The answer must be an exact copy of all the data below.

*** Block opens ***

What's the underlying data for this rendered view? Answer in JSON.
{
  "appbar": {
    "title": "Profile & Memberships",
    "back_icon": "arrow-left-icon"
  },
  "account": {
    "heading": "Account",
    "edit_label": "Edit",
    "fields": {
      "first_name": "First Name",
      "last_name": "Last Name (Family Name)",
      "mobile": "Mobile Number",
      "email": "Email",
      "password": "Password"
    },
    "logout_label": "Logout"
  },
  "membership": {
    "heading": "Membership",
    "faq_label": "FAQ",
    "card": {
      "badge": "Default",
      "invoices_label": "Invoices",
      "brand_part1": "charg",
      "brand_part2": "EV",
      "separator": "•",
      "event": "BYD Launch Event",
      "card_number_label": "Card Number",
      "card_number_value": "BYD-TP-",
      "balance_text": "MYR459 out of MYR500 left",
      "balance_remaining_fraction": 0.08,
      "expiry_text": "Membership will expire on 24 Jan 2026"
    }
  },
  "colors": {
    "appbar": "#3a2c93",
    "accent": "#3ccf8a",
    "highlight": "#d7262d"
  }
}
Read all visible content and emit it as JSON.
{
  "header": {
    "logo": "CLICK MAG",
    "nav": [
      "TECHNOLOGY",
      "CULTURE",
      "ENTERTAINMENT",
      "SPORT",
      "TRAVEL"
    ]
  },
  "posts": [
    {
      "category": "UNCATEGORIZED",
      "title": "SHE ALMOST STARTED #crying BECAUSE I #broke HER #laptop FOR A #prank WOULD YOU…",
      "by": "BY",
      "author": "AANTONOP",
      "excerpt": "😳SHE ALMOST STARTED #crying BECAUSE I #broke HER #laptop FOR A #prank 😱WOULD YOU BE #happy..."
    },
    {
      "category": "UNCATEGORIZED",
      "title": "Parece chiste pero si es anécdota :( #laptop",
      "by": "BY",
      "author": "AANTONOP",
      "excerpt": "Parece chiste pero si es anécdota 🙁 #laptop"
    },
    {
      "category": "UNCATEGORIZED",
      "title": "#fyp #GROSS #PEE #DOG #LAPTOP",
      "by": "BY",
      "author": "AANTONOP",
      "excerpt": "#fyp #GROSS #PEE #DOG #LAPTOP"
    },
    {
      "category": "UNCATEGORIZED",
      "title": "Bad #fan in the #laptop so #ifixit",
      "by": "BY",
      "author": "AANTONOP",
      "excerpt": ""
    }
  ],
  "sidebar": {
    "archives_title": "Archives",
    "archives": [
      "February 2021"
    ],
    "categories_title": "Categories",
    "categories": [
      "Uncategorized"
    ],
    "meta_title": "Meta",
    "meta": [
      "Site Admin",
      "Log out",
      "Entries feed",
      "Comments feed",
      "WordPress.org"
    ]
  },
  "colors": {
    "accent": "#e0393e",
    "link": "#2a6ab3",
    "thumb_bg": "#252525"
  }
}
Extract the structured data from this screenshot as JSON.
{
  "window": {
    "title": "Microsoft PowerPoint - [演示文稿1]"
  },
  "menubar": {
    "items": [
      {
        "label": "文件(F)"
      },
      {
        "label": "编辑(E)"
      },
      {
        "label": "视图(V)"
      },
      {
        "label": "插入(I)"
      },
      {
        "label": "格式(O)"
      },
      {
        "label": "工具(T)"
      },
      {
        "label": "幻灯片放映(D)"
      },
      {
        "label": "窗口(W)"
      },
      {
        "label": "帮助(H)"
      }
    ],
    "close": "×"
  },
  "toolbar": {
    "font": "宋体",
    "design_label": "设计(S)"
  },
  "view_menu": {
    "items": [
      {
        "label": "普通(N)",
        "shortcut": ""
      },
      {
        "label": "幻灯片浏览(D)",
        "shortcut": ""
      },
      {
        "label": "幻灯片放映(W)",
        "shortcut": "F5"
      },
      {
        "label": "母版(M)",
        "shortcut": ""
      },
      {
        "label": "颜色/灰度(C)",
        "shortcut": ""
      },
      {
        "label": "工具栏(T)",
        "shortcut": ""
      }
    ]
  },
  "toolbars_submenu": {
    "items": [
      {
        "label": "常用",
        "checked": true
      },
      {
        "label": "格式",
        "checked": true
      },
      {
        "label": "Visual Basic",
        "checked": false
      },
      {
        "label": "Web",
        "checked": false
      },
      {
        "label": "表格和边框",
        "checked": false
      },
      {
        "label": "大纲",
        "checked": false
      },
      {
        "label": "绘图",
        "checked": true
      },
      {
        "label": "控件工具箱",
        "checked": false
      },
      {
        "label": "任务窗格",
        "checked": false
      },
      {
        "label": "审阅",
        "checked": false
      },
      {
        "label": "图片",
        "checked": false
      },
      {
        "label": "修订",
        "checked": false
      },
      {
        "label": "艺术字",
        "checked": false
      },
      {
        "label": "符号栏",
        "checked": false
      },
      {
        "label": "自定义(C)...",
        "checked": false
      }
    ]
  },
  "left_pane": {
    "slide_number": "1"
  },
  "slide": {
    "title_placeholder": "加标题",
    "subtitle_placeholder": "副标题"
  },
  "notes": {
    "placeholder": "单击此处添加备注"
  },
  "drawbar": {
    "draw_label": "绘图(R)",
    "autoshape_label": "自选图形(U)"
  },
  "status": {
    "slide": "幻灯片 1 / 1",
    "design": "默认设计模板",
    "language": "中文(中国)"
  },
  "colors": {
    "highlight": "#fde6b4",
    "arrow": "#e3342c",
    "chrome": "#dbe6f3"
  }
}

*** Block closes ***

EXERCISE SOLUTION:
What's the underlying data for this rendered view? Answer in JSON.
{
  "appbar": {
    "title": "Profile & Memberships",
    "back_icon": "arrow-left-icon"
  },
  "account": {
    "heading": "Account",
    "edit_label": "Edit",
    "fields": {
      "first_name": "First Name",
      "last_name": "Last Name (Family Name)",
      "mobile": "Mobile Number",
      "email": "Email",
      "password": "Password"
    },
    "logout_label": "Logout"
  },
  "membership": {
    "heading": "Membership",
    "faq_label": "FAQ",
    "card": {
      "badge": "Default",
      "invoices_label": "Invoices",
      "brand_part1": "charg",
      "brand_part2": "EV",
      "separator": "•",
      "event": "BYD Launch Event",
      "card_number_label": "Card Number",
      "card_number_value": "BYD-TP-",
      "balance_text": "MYR459 out of MYR500 left",
      "balance_remaining_fraction": 0.08,
      "expiry_text": "Membership will expire on 24 Jan 2026"
    }
  },
  "colors": {
    "appbar": "#3a2c93",
    "accent": "#3ccf8a",
    "highlight": "#d7262d"
  }
}
Read all visible content and emit it as JSON.
{
  "header": {
    "logo": "CLICK MAG",
    "nav": [
      "TECHNOLOGY",
      "CULTURE",
      "ENTERTAINMENT",
      "SPORT",
      "TRAVEL"
    ]
  },
  "posts": [
    {
      "category": "UNCATEGORIZED",
      "title": "SHE ALMOST STARTED #crying BECAUSE I #broke HER #laptop FOR A #prank WOULD YOU…",
      "by": "BY",
      "author": "AANTONOP",
      "excerpt": "😳SHE ALMOST STARTED #crying BECAUSE I #broke HER #laptop FOR A #prank 😱WOULD YOU BE #happy..."
    },
    {
      "category": "UNCATEGORIZED",
      "title": "Parece chiste pero si es anécdota :( #laptop",
      "by": "BY",
      "author": "AANTONOP",
      "excerpt": "Parece chiste pero si es anécdota 🙁 #laptop"
    },
    {
      "category": "UNCATEGORIZED",
      "title": "#fyp #GROSS #PEE #DOG #LAPTOP",
      "by": "BY",
      "author": "AANTONOP",
      "excerpt": "#fyp #GROSS #PEE #DOG #LAPTOP"
    },
    {
      "category": "UNCATEGORIZED",
      "title": "Bad #fan in the #laptop so #ifixit",
      "by": "BY",
      "author": "AANTONOP",
      "excerpt": ""
    }
  ],
  "sidebar": {
    "archives_title": "Archives",
    "archives": [
      "February 2021"
    ],
    "categories_title": "Categories",
    "categories": [
      "Uncategorized"
    ],
    "meta_title": "Meta",
    "meta": [
      "Site Admin",
      "Log out",
      "Entries feed",
      "Comments feed",
      "WordPress.org"
    ]
  },
  "colors": {
    "accent": "#e0393e",
    "link": "#2a6ab3",
    "thumb_bg": "#252525"
  }
}
Extract the structured data from this screenshot as JSON.
{
  "window": {
    "title": "Microsoft PowerPoint - [演示文稿1]"
  },
  "menubar": {
    "items": [
      {
        "label": "文件(F)"
      },
      {
        "label": "编辑(E)"
      },
      {
        "label": "视图(V)"
      },
      {
        "label": "插入(I)"
      },
      {
        "label": "格式(O)"
      },
      {
        "label": "工具(T)"
      },
      {
        "label": "幻灯片放映(D)"
      },
      {
        "label": "窗口(W)"
      },
      {
        "label": "帮助(H)"
      }
    ],
    "close": "×"
  },
  "toolbar": {
    "font": "宋体",
    "design_label": "设计(S)"
  },
  "view_menu": {
    "items": [
      {
        "label": "普通(N)",
        "shortcut": ""
      },
      {
        "label": "幻灯片浏览(D)",
        "shortcut": ""
      },
      {
        "label": "幻灯片放映(W)",
        "shortcut": "F5"
      },
      {
        "label": "母版(M)",
        "shortcut": ""
      },
      {
        "label": "颜色/灰度(C)",
        "shortcut": ""
      },
      {
        "label": "工具栏(T)",
        "shortcut": ""
      }
    ]
  },
  "toolbars_submenu": {
    "items": [
      {
        "label": "常用",
        "checked": true
      },
      {
        "label": "格式",
        "checked": true
      },
      {
        "label": "Visual Basic",
        "checked": false
      },
      {
        "label": "Web",
        "checked": false
      },
      {
        "label": "表格和边框",
        "checked": false
      },
      {
        "label": "大纲",
        "checked": false
      },
      {
        "label": "绘图",
        "checked": true
      },
      {
        "label": "控件工具箱",
        "checked": false
      },
      {
        "label": "任务窗格",
        "checked": false
      },
      {
        "label": "审阅",
        "checked": false
      },
      {
        "label": "图片",
        "checked": false
      },
      {
        "label": "修订",
        "checked": false
      },
      {
        "label": "艺术字",
        "checked": false
      },
      {
        "label": "符号栏",
        "checked": false
      },
      {
        "label": "自定义(C)...",
        "checked": false
      }
    ]
  },
  "left_pane": {
    "slide_number": "1"
  },
  "slide": {
    "title_placeholder": "加标题",
    "subtitle_placeholder": "副标题"
  },
  "notes": {
    "placeholder": "单击此处添加备注"
  },
  "drawbar": {
    "draw_label": "绘图(R)",
    "autoshape_label": "自选图形(U)"
  },
  "status": {
    "slide": "幻灯片 1 / 1",
    "design": "默认设计模板",
    "language": "中文(中国)"
  },
  "colors": {
    "highlight": "#fde6b4",
    "arrow": "#e3342c",
    "chrome": "#dbe6f3"
  }
}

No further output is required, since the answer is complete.